**Exercise aim**: Each entry that appears below should be restated exactly as it is.

**The data**:
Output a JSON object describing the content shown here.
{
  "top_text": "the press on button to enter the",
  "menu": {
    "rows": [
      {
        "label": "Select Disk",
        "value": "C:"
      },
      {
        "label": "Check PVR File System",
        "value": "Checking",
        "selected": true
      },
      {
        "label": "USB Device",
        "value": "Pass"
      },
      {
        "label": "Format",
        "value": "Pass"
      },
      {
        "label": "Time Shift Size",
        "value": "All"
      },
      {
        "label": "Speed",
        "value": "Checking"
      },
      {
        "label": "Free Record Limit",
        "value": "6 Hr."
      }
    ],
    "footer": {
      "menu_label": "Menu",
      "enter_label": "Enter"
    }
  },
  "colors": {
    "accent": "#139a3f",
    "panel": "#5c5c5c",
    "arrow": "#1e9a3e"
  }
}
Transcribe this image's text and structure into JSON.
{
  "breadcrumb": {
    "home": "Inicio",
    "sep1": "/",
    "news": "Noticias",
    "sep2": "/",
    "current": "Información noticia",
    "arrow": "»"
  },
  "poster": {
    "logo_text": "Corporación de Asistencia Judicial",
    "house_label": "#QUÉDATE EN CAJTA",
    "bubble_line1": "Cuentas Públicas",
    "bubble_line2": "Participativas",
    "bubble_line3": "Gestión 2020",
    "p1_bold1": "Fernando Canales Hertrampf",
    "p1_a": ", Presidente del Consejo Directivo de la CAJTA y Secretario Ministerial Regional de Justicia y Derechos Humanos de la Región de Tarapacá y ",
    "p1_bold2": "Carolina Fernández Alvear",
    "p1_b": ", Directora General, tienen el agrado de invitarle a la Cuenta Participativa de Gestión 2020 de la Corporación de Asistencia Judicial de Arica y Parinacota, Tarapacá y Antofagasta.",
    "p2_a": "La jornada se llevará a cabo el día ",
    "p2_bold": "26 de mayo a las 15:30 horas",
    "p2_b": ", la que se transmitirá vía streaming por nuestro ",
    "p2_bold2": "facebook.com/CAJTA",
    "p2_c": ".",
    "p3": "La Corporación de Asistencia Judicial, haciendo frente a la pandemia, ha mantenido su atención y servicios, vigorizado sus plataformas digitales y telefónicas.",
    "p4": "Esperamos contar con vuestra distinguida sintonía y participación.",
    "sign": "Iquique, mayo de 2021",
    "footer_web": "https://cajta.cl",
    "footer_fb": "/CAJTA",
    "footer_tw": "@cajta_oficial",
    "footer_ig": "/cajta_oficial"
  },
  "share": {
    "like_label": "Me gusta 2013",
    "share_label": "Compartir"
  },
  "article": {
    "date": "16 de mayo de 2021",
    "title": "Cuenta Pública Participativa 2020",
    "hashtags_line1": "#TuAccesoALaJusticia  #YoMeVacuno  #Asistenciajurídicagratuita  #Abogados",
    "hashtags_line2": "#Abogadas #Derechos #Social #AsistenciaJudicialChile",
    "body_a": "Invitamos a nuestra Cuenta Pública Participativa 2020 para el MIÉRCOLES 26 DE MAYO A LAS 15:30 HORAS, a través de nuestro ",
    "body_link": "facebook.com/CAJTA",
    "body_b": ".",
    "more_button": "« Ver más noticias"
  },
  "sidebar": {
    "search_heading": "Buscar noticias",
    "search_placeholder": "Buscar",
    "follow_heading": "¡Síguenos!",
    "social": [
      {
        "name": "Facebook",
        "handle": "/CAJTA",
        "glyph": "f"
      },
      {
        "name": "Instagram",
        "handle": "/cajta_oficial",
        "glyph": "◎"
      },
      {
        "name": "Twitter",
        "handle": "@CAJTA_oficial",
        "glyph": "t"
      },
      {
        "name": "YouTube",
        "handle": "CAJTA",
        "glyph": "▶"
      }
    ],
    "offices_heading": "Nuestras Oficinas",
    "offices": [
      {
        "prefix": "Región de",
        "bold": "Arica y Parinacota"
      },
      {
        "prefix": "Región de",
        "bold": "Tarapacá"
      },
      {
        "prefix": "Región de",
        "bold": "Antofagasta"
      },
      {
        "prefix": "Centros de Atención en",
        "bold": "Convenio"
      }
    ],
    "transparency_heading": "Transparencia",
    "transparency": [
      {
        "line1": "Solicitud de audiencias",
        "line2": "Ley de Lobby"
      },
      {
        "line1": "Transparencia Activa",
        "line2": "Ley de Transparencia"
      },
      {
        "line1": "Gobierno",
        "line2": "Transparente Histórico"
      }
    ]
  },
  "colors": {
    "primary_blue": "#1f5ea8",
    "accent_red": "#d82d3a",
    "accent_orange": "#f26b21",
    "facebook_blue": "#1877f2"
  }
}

**Exercise answer**:
Output a JSON object describing the content shown here.
{
  "top_text": "the press on button to enter the",
  "menu": {
    "rows": [
      {
        "label": "Select Disk",
        "value": "C:"
      },
      {
        "label": "Check PVR File System",
        "value": "Checking",
        "selected": true
      },
      {
        "label": "USB Device",
        "value": "Pass"
      },
      {
        "label": "Format",
        "value": "Pass"
      },
      {
        "label": "Time Shift Size",
        "value": "All"
      },
      {
        "label": "Speed",
        "value": "Checking"
      },
      {
        "label": "Free Record Limit",
        "value": "6 Hr."
      }
    ],
    "footer": {
      "menu_label": "Menu",
      "enter_label": "Enter"
    }
  },
  "colors": {
    "accent": "#139a3f",
    "panel": "#5c5c5c",
    "arrow": "#1e9a3e"
  }
}
Transcribe this image's text and structure into JSON.
{
  "breadcrumb": {
    "home": "Inicio",
    "sep1": "/",
    "news": "Noticias",
    "sep2": "/",
    "current": "Información noticia",
    "arrow": "»"
  },
  "poster": {
    "logo_text": "Corporación de Asistencia Judicial",
    "house_label": "#QUÉDATE EN CAJTA",
    "bubble_line1": "Cuentas Públicas",
    "bubble_line2": "Participativas",
    "bubble_line3": "Gestión 2020",
    "p1_bold1": "Fernando Canales Hertrampf",
    "p1_a": ", Presidente del Consejo Directivo de la CAJTA y Secretario Ministerial Regional de Justicia y Derechos Humanos de la Región de Tarapacá y ",
    "p1_bold2": "Carolina Fernández Alvear",
    "p1_b": ", Directora General, tienen el agrado de invitarle a la Cuenta Participativa de Gestión 2020 de la Corporación de Asistencia Judicial de Arica y Parinacota, Tarapacá y Antofagasta.",
    "p2_a": "La jornada se llevará a cabo el día ",
    "p2_bold": "26 de mayo a las 15:30 horas",
    "p2_b": ", la que se transmitirá vía streaming por nuestro ",
    "p2_bold2": "facebook.com/CAJTA",
    "p2_c": ".",
    "p3": "La Corporación de Asistencia Judicial, haciendo frente a la pandemia, ha mantenido su atención y servicios, vigorizado sus plataformas digitales y telefónicas.",
    "p4": "Esperamos contar con vuestra distinguida sintonía y participación.",
    "sign": "Iquique, mayo de 2021",
    "footer_web": "https://cajta.cl",
    "footer_fb": "/CAJTA",
    "footer_tw": "@cajta_oficial",
    "footer_ig": "/cajta_oficial"
  },
  "share": {
    "like_label": "Me gusta 2013",
    "share_label": "Compartir"
  },
  "article": {
    "date": "16 de mayo de 2021",
    "title": "Cuenta Pública Participativa 2020",
    "hashtags_line1": "#TuAccesoALaJusticia  #YoMeVacuno  #Asistenciajurídicagratuita  #Abogados",
    "hashtags_line2": "#Abogadas #Derechos #Social #AsistenciaJudicialChile",
    "body_a": "Invitamos a nuestra Cuenta Pública Participativa 2020 para el MIÉRCOLES 26 DE MAYO A LAS 15:30 HORAS, a través de nuestro ",
    "body_link": "facebook.com/CAJTA",
    "body_b": ".",
    "more_button": "« Ver más noticias"
  },
  "sidebar": {
    "search_heading": "Buscar noticias",
    "search_placeholder": "Buscar",
    "follow_heading": "¡Síguenos!",
    "social": [
      {
        "name": "Facebook",
        "handle": "/CAJTA",
        "glyph": "f"
      },
      {
        "name": "Instagram",
        "handle": "/cajta_oficial",
        "glyph": "◎"
      },
      {
        "name": "Twitter",
        "handle": "@CAJTA_oficial",
        "glyph": "t"
      },
      {
        "name": "YouTube",
        "handle": "CAJTA",
        "glyph": "▶"
      }
    ],
    "offices_heading": "Nuestras Oficinas",
    "offices": [
      {
        "prefix": "Región de",
        "bold": "Arica y Parinacota"
      },
      {
        "prefix": "Región de",
        "bold": "Tarapacá"
      },
      {
        "prefix": "Región de",
        "bold": "Antofagasta"
      },
      {
        "prefix": "Centros de Atención en",
        "bold": "Convenio"
      }
    ],
    "transparency_heading": "Transparencia",
    "transparency": [
      {
        "line1": "Solicitud de audiencias",
        "line2": "Ley de Lobby"
      },
      {
        "line1": "Transparencia Activa",
        "line2": "Ley de Transparencia"
      },
      {
        "line1": "Gobierno",
        "line2": "Transparente Histórico"
      }
    ]
  },
  "colors": {
    "primary_blue": "#1f5ea8",
    "accent_red": "#d82d3a",
    "accent_orange": "#f26b21",
    "facebook_blue": "#1877f2"
  }
}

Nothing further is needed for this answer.